We sat down with CEO of Macrogen Corp, Sang Tae Park; Dr Carlos Ruiz, Medical Director; and Jung Kim, Director, Clinical Services, at ASHG. We spoke to them about their latest CAP accreditation, and what benefits this will bring them in the next year.

Could you tell me about your recent CAP accreditation?

Dr. Carlos Ruiz: 20-30 years ago there were problems with tests that were not done well, and there was mortality because of that. The US government decided to regulate that and create a law known as CLIA, the Clinical Laboratories Improvement Act of 1985. This law sets standards for how tests should be done so that the quality of tests are even and appropriate for the person. One of the things that CLIA says is that every laboratory that is going to perform testing in human beings in the US, that will influence the diagnosis, treatment or outcomes of that person, needs to be under the guidance of CLIA laboratories. CLIA is like the baseline responsibility of the government, to say listen guys, you need to do this otherwise you can’t do anything to humans in the United States. What has happened since then is that most of the respectable labs have adopted this message. So in today’s marketplace it is almost expected that if you are reputable laboratory you are going to be certified by CLIA.

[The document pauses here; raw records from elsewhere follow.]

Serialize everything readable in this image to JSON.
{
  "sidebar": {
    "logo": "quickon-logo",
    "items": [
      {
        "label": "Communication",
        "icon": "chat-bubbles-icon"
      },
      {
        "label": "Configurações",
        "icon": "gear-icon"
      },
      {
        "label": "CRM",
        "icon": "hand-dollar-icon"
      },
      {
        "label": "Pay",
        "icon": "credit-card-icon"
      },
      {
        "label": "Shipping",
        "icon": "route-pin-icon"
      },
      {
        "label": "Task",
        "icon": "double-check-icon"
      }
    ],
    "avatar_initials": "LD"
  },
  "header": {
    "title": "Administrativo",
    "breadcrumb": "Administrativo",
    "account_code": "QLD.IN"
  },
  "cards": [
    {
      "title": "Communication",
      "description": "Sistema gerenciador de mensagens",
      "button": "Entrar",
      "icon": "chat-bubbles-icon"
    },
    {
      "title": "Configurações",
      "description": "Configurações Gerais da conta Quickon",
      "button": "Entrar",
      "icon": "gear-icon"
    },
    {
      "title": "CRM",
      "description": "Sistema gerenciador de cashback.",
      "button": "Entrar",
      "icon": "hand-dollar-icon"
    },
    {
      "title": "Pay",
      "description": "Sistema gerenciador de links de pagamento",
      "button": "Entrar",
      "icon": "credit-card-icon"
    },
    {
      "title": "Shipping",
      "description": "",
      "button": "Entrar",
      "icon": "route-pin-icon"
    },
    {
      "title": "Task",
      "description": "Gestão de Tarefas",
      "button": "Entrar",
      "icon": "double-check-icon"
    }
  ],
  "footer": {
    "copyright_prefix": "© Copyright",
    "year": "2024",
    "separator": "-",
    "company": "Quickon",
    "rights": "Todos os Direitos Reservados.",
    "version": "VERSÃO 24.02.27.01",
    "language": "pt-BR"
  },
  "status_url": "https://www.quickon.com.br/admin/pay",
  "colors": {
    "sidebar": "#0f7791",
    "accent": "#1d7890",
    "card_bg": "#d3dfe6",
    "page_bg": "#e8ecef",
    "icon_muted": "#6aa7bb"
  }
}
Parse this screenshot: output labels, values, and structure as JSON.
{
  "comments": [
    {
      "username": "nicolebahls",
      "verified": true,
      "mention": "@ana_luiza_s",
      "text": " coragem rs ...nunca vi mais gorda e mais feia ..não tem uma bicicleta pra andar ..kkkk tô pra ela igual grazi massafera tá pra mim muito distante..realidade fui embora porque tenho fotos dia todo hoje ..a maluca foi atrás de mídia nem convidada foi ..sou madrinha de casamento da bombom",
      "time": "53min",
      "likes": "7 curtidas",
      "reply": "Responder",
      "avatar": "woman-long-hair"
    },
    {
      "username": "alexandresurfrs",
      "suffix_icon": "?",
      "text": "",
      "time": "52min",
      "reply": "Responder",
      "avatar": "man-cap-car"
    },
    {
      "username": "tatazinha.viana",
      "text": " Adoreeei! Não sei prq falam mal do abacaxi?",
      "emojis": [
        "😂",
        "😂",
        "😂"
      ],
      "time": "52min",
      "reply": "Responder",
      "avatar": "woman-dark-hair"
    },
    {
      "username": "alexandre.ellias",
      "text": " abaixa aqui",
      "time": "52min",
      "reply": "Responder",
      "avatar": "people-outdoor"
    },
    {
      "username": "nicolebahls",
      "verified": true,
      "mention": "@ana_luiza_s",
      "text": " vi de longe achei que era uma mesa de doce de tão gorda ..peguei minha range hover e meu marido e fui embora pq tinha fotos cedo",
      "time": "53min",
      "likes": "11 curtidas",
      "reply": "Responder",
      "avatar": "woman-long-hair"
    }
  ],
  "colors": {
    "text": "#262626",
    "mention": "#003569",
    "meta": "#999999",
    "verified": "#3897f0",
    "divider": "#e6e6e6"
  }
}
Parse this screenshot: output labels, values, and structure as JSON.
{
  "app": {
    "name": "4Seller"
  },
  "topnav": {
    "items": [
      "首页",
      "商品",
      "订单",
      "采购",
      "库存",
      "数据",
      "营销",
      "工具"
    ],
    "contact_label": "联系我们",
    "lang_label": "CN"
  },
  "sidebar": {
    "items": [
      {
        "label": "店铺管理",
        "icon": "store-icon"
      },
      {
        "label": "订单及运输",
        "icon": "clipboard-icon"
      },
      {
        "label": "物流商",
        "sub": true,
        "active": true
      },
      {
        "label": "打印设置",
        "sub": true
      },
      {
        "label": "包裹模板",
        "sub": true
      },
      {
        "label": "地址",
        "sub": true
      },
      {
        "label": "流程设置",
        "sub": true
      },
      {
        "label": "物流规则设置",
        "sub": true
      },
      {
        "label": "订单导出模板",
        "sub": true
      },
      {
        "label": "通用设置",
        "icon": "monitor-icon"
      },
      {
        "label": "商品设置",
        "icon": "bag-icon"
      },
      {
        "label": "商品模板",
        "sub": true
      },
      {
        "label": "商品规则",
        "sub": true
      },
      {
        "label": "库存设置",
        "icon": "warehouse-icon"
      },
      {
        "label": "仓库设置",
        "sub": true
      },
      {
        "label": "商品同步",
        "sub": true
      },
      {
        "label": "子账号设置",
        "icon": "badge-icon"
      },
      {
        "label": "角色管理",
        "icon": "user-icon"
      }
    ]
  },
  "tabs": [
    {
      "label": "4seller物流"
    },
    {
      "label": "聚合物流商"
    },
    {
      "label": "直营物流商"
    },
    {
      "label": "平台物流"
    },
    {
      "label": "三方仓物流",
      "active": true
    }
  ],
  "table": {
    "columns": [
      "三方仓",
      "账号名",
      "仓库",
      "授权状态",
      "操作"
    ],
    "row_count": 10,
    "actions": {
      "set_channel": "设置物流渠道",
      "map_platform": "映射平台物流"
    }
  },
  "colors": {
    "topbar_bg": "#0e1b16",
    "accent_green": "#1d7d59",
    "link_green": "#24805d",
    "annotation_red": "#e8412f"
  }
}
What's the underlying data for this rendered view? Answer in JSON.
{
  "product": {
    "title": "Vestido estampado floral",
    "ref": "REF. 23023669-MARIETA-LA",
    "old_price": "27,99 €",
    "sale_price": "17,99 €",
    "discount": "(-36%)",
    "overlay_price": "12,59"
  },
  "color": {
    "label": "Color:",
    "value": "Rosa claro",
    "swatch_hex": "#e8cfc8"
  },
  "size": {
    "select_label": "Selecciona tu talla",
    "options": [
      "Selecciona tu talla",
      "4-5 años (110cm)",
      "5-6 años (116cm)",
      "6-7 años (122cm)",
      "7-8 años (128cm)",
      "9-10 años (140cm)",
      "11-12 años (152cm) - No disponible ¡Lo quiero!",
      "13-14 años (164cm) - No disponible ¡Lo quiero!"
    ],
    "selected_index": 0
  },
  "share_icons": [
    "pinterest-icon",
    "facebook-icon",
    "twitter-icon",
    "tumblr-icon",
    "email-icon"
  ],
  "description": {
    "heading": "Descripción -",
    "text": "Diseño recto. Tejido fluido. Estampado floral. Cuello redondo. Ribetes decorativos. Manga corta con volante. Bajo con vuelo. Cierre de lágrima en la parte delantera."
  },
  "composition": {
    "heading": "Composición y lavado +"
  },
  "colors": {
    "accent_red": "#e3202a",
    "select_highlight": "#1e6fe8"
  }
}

CLIA is an organisation that manages CMS along with the FDA, and they don’t have enough people to check out all the laboratories across the United States. So what they do is delegate different organisations to go and check and make sure that what laboratories are saying they are doing is the truth. There are four main organisations: CMS itself can do it, COLA can do it, CAP can do it and A2LA can do it. Macrogen Clinical Lab has been certified by CLIA for a number of years but the certification was obtained via CMS. So, CAP is considered to be the golden standard because it is an organisation created, managed, exploited, loved and hated by physicians, PhD’s. If you have a CIA approval by one of these companies then it is considered you are doing a good job. This is what we did with Macrogen, we were able to get the CLIA certification years ago, and when we talked to others in managerial positions we decided we were going to have the highest standard that we could, so we worked for quite a long time until we were able to get this. When we went through the process, we had a few observations but we were able to pass with no problems. Nowadays, Macrogen Clinical Lab has the approval of the federal government on the CLIA and the accreditation given by CAP.

What are the benefits of achieving a gold standard?

Sang Tae Park: The first one is the eligibility to contribute to a diagnosis in the US, in which the CLIA/CAP is a requirement. The problem in the genomic market is that it is still not fully ready because of reimbursement. With CLIA and CAP we can extend our services more to many other areas.

Dr. Carlos Ruiz: It is a strenuous process and it requires a lot of work and money. If you were to look at it from the point of view of the consumer, we can offer them the best quality they could ever ask for. It provides the company the best they can ask for, so that they will feel comfortable sending their work to us, as they know we will produce quality work.

 What feedback have you received about this at ASHG?

Jung Kim: That we can be trusted. This is a very big step for us. We can guarantee the highest quality of service for the customer. Our clients can trust our services no matter what circumstances they send samples from, we are able to provide them with the same quality of data every time. I think that we can build trust between the customer and the service provider, which enables us to pick up new business. Other regions, such as Europe and Asia, know that we are CLIA and CAP certified, assuring them that our lab will carry out tests under the proper policy and protocols with necessary requirements.

Dr. Carlos Ruiz: We can give them the reassurance that what we are doing is done the proper way, and we can give them that information with confidence.

How does this set you apart from your competitors?

Dr. Carlos Ruiz: This is the main emphasis in having the certification. In Europe there is another certification, called ISO. This doesn’t have a lot of practical relevance in the US. At some point we would like our two Seoul laboratories to be CLIA, CAP and ISO accredited as well. We will then be in a very good position.

Sang Tae Park: We stand out for quality and our main aim is to maintain that every year. Our next step is to combine ISO accreditation as well.

What are some of your key areas of focus right now in the Asian market, and what are the challenges you face within this?

Sang Tae Park: If you are talking about the Asian market specifically, then out of our global headquarters in South Korea, we are working on various research projects. Currently, we are also preparing for a healthcare- and diagnostic-based business. All of the genomic data is based on location; we are working on preparing projects that are based on that understanding.

Dr. Carlos Ruiz: Macrogen in Asia has an extremely large library of information and Dr. Seo [Chairman of Macrogen, Inc.] has been very diligent about building that. We are working to eventually bring together everything, and make on big gigantic solid organisation that will provide good work on both sides of the world.

Is there anything else you want to mention?

Sang Tae Park: One of the things our CAP accreditation has allowed is whole genome sequencing (WGS) in a CLIA/CAP setting. I think more work in this area is a great step to get the highest quality.

We want to get a better understanding of precision medicine; everyone has a different genome and based on this we need to understand population genomics. We are really proud to have a whole genome accreditation with CAP and CLIA. We are really excited about the future!